Work task
Report each line below that carries the word "with".

Data for processing
━━━━━━━━━━
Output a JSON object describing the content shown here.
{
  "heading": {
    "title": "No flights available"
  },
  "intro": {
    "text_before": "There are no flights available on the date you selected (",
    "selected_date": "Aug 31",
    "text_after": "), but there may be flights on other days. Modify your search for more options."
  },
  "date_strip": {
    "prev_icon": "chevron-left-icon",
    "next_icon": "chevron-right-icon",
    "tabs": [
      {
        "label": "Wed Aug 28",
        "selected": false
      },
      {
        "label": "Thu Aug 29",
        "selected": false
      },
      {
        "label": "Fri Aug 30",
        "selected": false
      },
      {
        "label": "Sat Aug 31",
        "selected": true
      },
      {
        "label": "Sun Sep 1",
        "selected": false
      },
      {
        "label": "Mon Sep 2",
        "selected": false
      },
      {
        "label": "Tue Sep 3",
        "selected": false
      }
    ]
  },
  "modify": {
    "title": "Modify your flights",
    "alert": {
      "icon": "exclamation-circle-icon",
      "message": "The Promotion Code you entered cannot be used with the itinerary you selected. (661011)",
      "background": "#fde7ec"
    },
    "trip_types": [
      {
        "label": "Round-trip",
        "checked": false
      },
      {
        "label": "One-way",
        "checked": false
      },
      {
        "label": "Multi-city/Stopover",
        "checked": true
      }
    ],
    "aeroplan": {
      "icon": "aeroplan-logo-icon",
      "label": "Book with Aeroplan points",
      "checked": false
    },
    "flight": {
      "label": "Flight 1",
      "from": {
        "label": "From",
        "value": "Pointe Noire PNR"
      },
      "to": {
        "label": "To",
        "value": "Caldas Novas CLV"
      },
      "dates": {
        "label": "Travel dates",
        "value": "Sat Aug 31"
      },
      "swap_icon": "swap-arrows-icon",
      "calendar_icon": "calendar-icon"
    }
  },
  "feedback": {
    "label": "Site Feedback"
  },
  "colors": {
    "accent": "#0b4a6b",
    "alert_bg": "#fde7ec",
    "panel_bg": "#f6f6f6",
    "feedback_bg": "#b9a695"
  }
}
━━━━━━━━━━
Solution for this problem
      "message": "The Promotion Code you entered cannot be used with the itinerary you selected. (661011)",
      "label": "Book with Aeroplan points",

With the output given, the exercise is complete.